  • Autonomic neuropathy (gastroparesis, bowel/bladder problems, blood pressure regulation, hypo unawareness, changes to perspiration)
  • Foot concerns leading to amputation
  • Sexual problems such as erectile dysfunction

Ideas for teaching about peripheral neuropathy:

High blood sugars, along with poor circulation can be very irritating and damage fine nerve endings so that sense of feel or touch is lost. We often see this first in the feet - being the furthest away from the heart and brain. This is why a yearly foot check by a health care professional is so important to detect beginning signs of nerve damage.

Monofilament
Picture courtesy of guidelines.diabetes.ca (2018 Diabetes Canada)


How to test:

  • Annual foot exam, or more often if any concerns
  • Screening questions for any gastrointestinal or sexual function problems
  • Possible nerve conduction, gastric emptying tests

How to prevent, treat and manage:

  • Check feet daily and follow good foot hygiene
  • Target A1c
  • Various strategies to help manage gastrointestinal problems and diabetes management challenges

More info: Neuropathy page and Foot Care 

Possible problems:

  • Dental problems such as gingivitis and periodontitis
  • Foot wounds leading to amputation
  • Urinary tract infections
  • Influenza or other viral infections

Ideas for teaching :

Infections may be more problematic when blood sugars are high as (just like most of us) bacteria loves sugar!

Foot pic


How to test:

Patients are encouraged to seek medical attention whenever they have signs or symptoms of an infection as soon as possible.

How to prevent, treat and manage:

  • Annual dental exam
  • Vaccines: routine vaccinations as recommended for general population plus pneumococcal vaccination.
  • Good foot hygiene and daily foot checks
  • Good hand hygiene (properly washing hands)

More info: Foot Care 

3. Complications that Affect Glycemia - Case Review 

 

Case #1:

Meet Betty, a 45 year old woman who has had type 1 diabetes for 30 years. She tells you that she has been struggling to control her blood sugars, often dropping low 1-2 hours after eating.
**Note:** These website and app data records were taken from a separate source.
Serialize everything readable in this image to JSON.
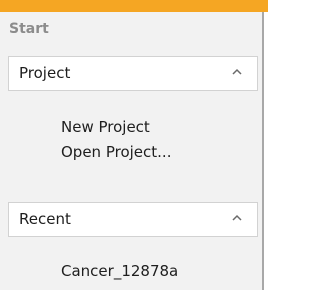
{
  "panel": {
    "title": "Start"
  },
  "sections": [
    {
      "label": "Project",
      "items": [
        "New Project",
        "Open Project..."
      ]
    },
    {
      "label": "Recent",
      "items": [
        "Cancer_12878a"
      ]
    }
  ],
  "colors": {
    "accent": "#f5a623",
    "panel_bg": "#f2f2f2",
    "header_bg": "#ffffff",
    "border": "#d2d2d2"
  },
  "icons": {
    "collapse": "chevron-up-icon"
  }
}
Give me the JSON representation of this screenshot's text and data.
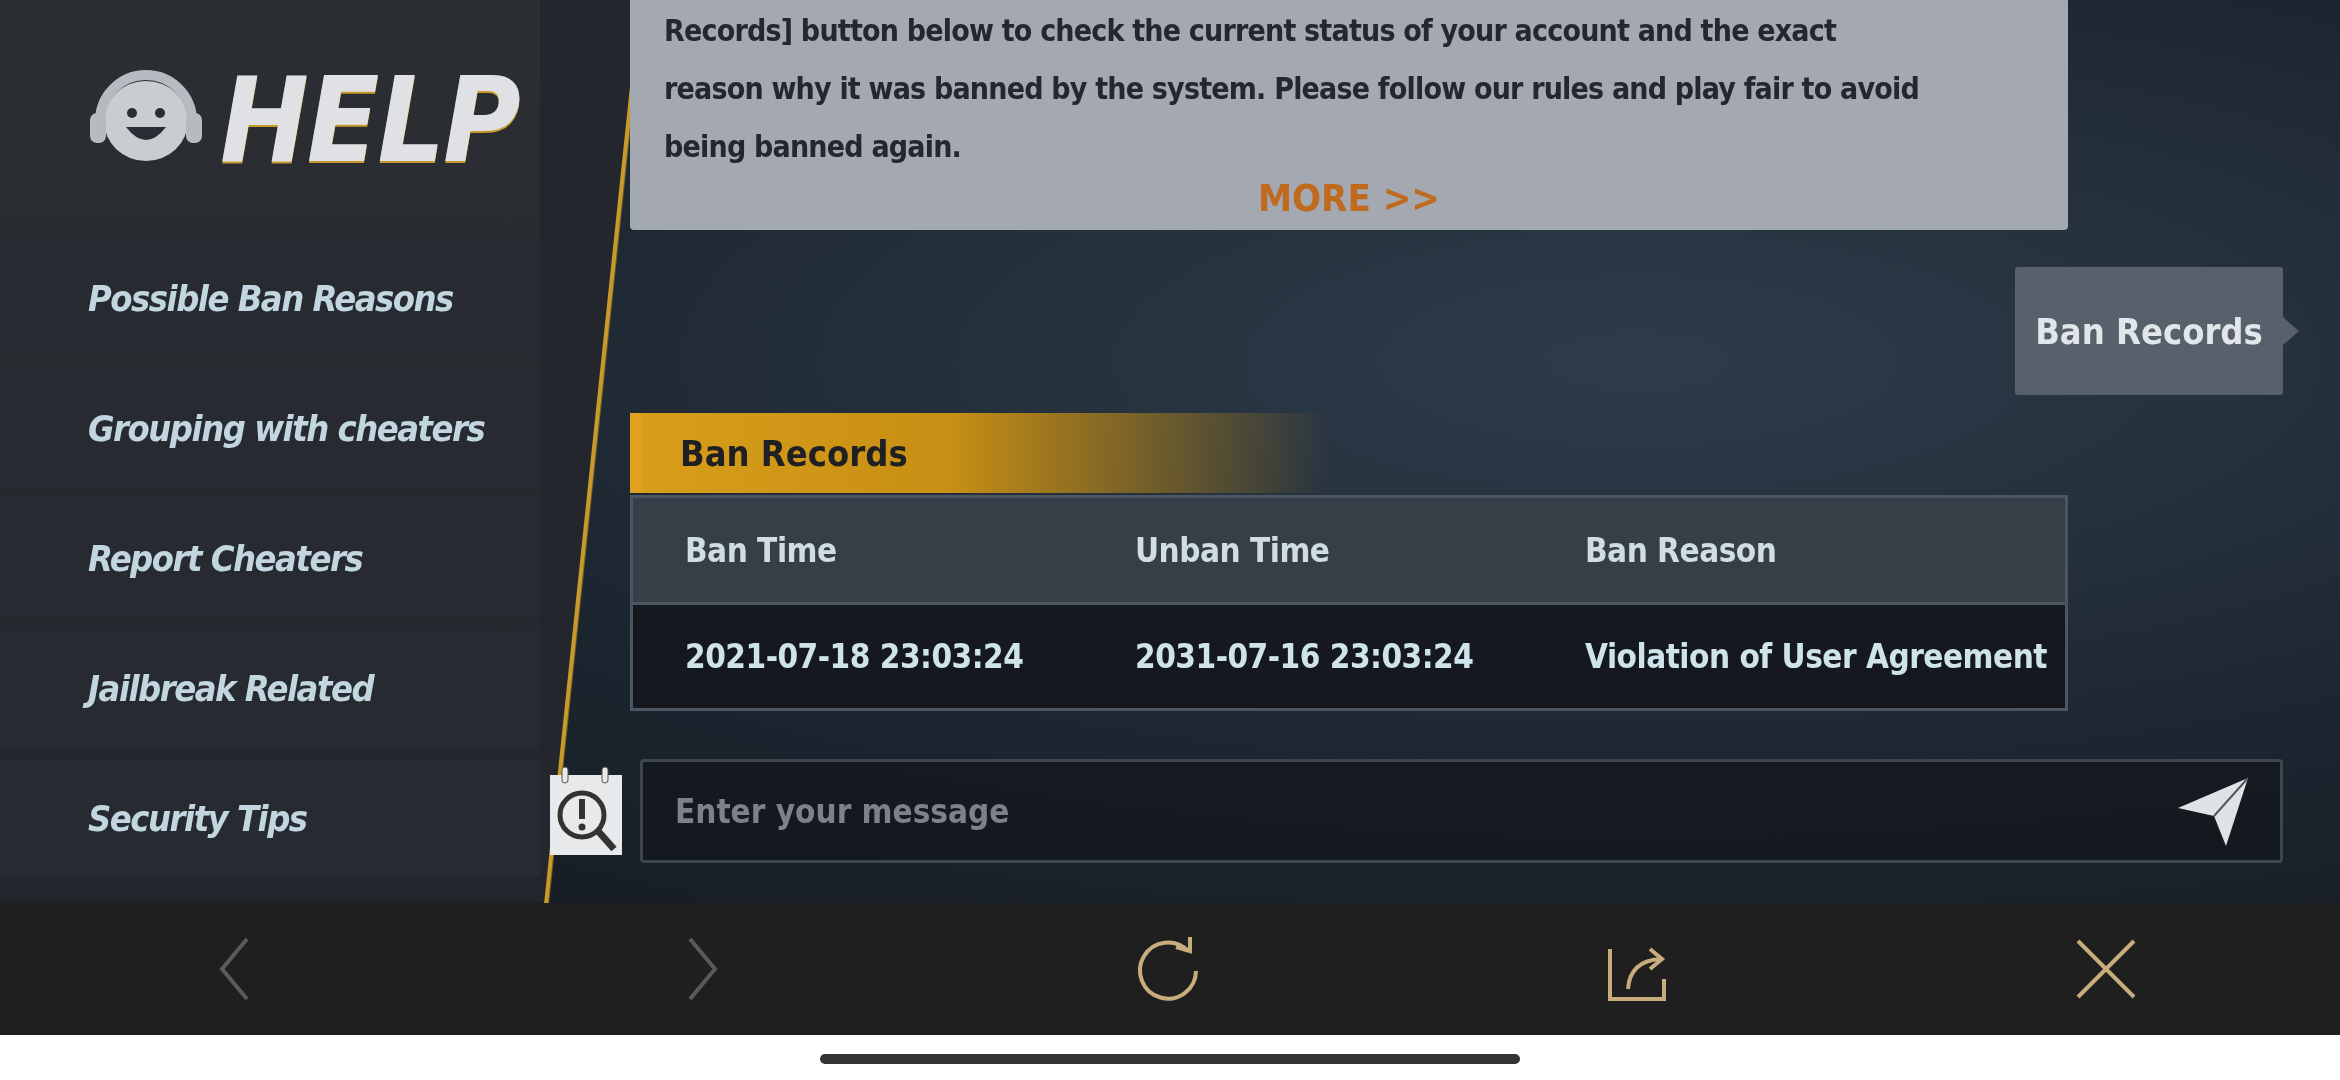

She has been losing weight due to poor appetite and feels nauseated when she is able to eat. She tells you she often feels like food is sitting 'like a lump' in her stomach. 

 

What diabetes complication may Betty be experiencing and need further investigation for? 

What strategies can we suggest to help Betty manage her blood sugars with this complication? 

Click here for discussion answers 

 

 

 

 

 

Case #2: 

 Ken has had type 2 diabetes for 30 years and is being followed by nephrology for CKD- Chronic Kidney Disease. His GFR is 15. A1c 7.5%. 

Current diabetes medications include Gliclazide (secretagogue) 160 mg twice a day and Sitagliptin  (DPP-4 inhibitor) 25 mg once a day. 

Upon assessing safety factors you find out that Ken is waking in the morning with low blood sugars. He will also have about 4-5  low blood sugars per week during the day. 

 

What could be the reason(s) for Ken's low blood sugars? 

What kind of treatment strategies might you suggest? 

Click here for discussion answers 


complications pixabay renal case 2018